Fungi are saving the planet daily by energy cycling ecosystems, decomposing organic matter and feeding plants and animals. Now, scientists are also harnessing their mycelium – the root structure of mushrooms – to save the planet. They’re growing incredible sustainable materials to replace the use of wood, foam, bricks, leather, and plastics. They’ve even discovered fungi that eat plastic, clean up petrochemicals, absorb radiation, filter wastewater and treat a range of illnesses and immune-mediated conditions! Here’s to a fungi future.
First Dog on the Moon
Modern life gets pretty busy so we can all be forgiven for not getting around to prepping for the end of the world. I’m not talking about an internet outage of more that 15 minutes – I’m talking about THE. ACTUAL. TEOTWAWKI (the end of the world as we know it).
The bad news according to Google however is we don’t have much time left. Fear not, First Dog On The Moon is here to save WOMADelaide with a crash course in surviving the Armageddon and just as importantly, how to stay nice doing it.
Angie Plummer, Cecile Godde, Matthew Evans and Andy Lowe
Can we really tackle climate change without addressing our relationship with meat consumption and the livestock industry? Ditching the snag on the BBQ and shifting to a more plant based diet is a demand-side solution but only half the consumption / production equation. What needs to be done to change a livestock industry that contributes 15% of the world’s greenhouse gas emissions? That’s even more than the transportation sector.

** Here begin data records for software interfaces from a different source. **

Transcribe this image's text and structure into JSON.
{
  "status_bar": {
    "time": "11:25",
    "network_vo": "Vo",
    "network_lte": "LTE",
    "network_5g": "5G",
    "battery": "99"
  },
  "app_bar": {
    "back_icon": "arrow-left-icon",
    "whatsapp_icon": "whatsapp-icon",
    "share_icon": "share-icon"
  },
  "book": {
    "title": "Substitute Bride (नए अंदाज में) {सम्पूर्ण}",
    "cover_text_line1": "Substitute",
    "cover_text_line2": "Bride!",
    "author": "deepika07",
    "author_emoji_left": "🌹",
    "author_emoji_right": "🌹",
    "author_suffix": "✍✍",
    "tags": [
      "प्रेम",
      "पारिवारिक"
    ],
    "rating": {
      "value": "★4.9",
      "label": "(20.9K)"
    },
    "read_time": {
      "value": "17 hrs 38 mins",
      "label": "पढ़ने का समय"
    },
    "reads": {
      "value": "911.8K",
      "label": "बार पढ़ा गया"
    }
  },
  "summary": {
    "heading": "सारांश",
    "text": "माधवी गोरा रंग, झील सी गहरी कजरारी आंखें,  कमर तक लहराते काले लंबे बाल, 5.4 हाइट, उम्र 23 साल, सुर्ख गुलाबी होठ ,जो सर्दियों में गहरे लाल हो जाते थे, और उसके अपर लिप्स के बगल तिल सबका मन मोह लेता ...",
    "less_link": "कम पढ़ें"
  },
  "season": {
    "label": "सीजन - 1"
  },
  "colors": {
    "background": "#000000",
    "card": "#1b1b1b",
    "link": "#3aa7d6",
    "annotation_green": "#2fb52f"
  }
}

Inaugural Director of Food Innovation at the University of Adelaide, Andy Lowe, Less Meat Less Heat CEO Angie Plummer, CSIRO food systems scientist, Cecile Godde and farmer/SBS TV food documentary maker, Matthew Evans have a few thoughts on where to start, even if you don’t want to become a vegan.
Quentin Beresford and David Ritter

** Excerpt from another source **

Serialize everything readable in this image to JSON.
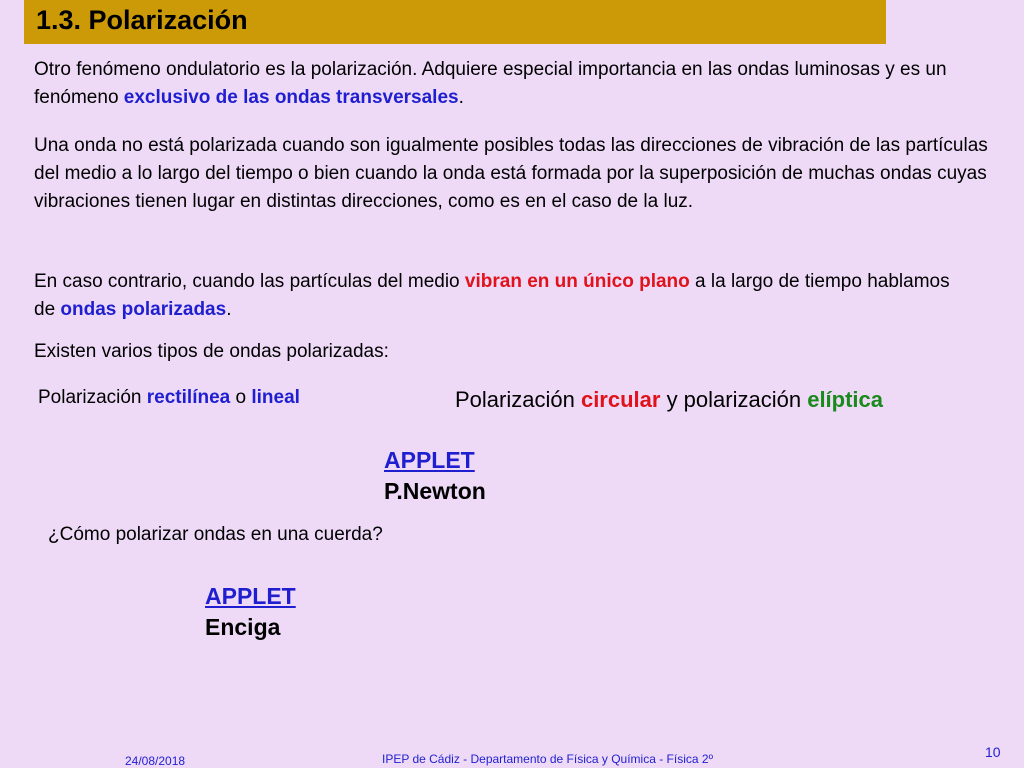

Our Prime Minister recently declared the need for “fair dinkum power" when the wind isn't blowing and the sun isn't shining. But can this “fair dinkum power” be good for the planet, leaving the 90 per cent of the nation’s coal reserves in the ground estimated for Australia to meet the goals of the Paris Climate Agreement?
Join Prof Quentin Beresford (author of Adani and the War on Coal) and David Ritter (Greenpeace CEO and author of The Coal Truth) as they discuss the Adani saga and the power behind our government’s passion for coal over a 100% renewable energy future.
Peter Owen, Bunna Lawrie and Jodie Rummer
Peter Owen (The Wilderness Society), Bunna Lawrie (Mirning Elder and Coloured Stone frontman) and Jodie Rummer (marine scientist, James Cook University) represent a large and growing movement of concerned people, councils, businesses, industries, environmental and scientific organisations opposing the proposed drilling by Norwegian oil company Equinor in The Great Australian Bight.
It’s a David versus Goliath battle in one of the most pristine and diverse ocean environments left on Earth. On one side, Equinor’s supporters point to jobs and economic benefits for the state, while the other highlights oil-spill modelling that shows catastrophic consequences for fisheries and tourism industries worth over $1.5 billion collectively per annum. The risks are real and battle lines are drawn. Find out what the future holds for oil drilling in the Bight.